Among the many who attended the unveiling was Billy Gates, commander of VFW Post 7016 in Atmore. Gates said he was among those who were unaware the county had two individuals who earned the country’s highest award for valor under fire.

“I’m ashamed to say that I’ve been in Escambia County since about 1970, and until it was brought to my attention about two-and-a-half years ago, I didn’t know we had two Medal of Honor recipients in the county,” Gates said. “I found out that not anybody else in Escambia County knew, either. That is shameful, but that is what’s happening to patriotism today.”

Gates added that Bobby Lanier, the Post’s membership committee chair, brought the fact to his attention, then worked tirelessly to raise the funds and arrange the placement of the highway signage.

The Post commander said most of the funding for the signs — about $7,000 — came from small donations, but he noted there were some who made larger contributions to the project. Gates cited Southern Pine Electric Cooperative, Escambia County Historical Society, Harvey Casen, Wanda Sorenson, Ronald Hendricks, Shawn Rounsavall and Sandy Hardee as major donors.

Atmore Mayor Jim Staff delivered brief remarks during the program, as did Flomaton Mayor Dewey Bondurant and Breton Mayor Yank Lovelace, before Alan Bowser, commander of the VFW Department of Alabama, gave his keynote address.
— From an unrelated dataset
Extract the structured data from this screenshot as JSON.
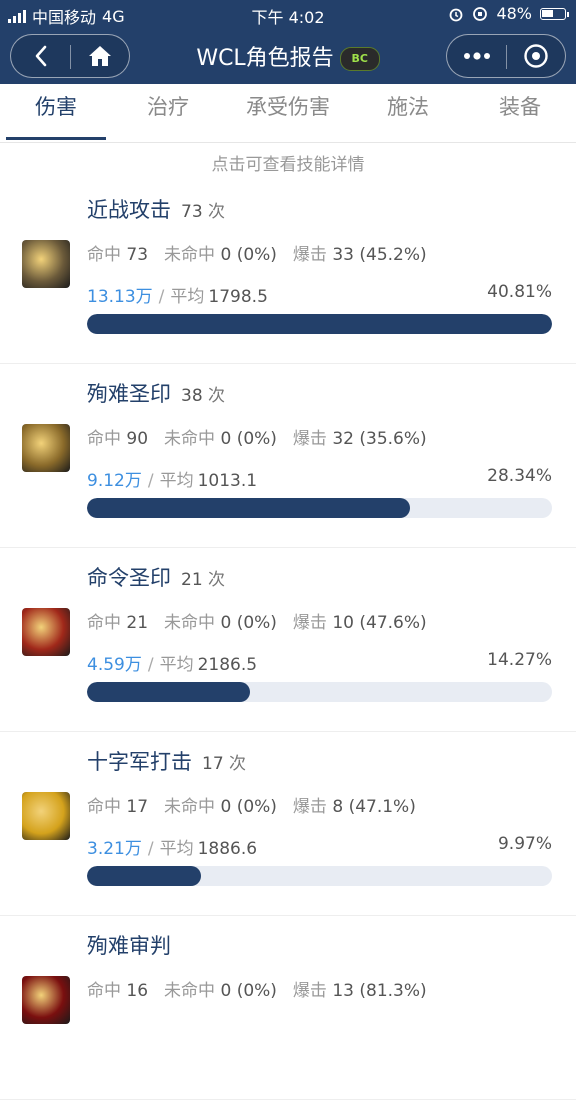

Bowser, an Army veteran, said there is a bond and a brotherhood that is formed by those who have been in combat. He added that Manning and Seay personified the word “hero,” which he noted is much overused today.

“Doing what you’re doing in this community today is part of that bond, a part of the history of America,” Bowser said. “These two gentlemen are now forever in our history. People use the word ‘hero’ nowadays, and it is distorted. These two men didn’t wear a mask; they didn’t wear capes. They weren’t professional football players, basketball players or baseball players. They were soldiers. These two gentlemen did the ultimate in what we are supposed to do — keep each other safe and continue the mission.”

Bowser then provided a brief account of the actions that made the two local men worthy of the Medal of Honor. This was followed by Alabama State Rep. Alan Baker, who talked about the fundraising effort that made the roadway renaming project a reality.

Following the speeches, family members of each MOH recipient posed for photos with a facsimile of their respective honoree’s commemorative sign. This included Manning’s family, who was represented by his granddaughter and his great-grandson. The Seay family, traveling from Indiana for the ceremony, was represented by the medal recipient’s brother, William Steve Seay, as well as his sister, two nephews and nieces, respectively.

The unveiling ceremony concluded with Alabama State Sen. Greg Albritton, who read the joint resolutions he introduced in the state senate that eventually received approval from both of the state’s legislative bodies.

This article is featured in the 2023 August issue of VFW magazine, and was written by Don Fletcher. Fletcher is a contributing writer and VFW Post 7016 member in Atmore, Alabama. He also works as a reporter for his hometown newspaper, the Atmore News.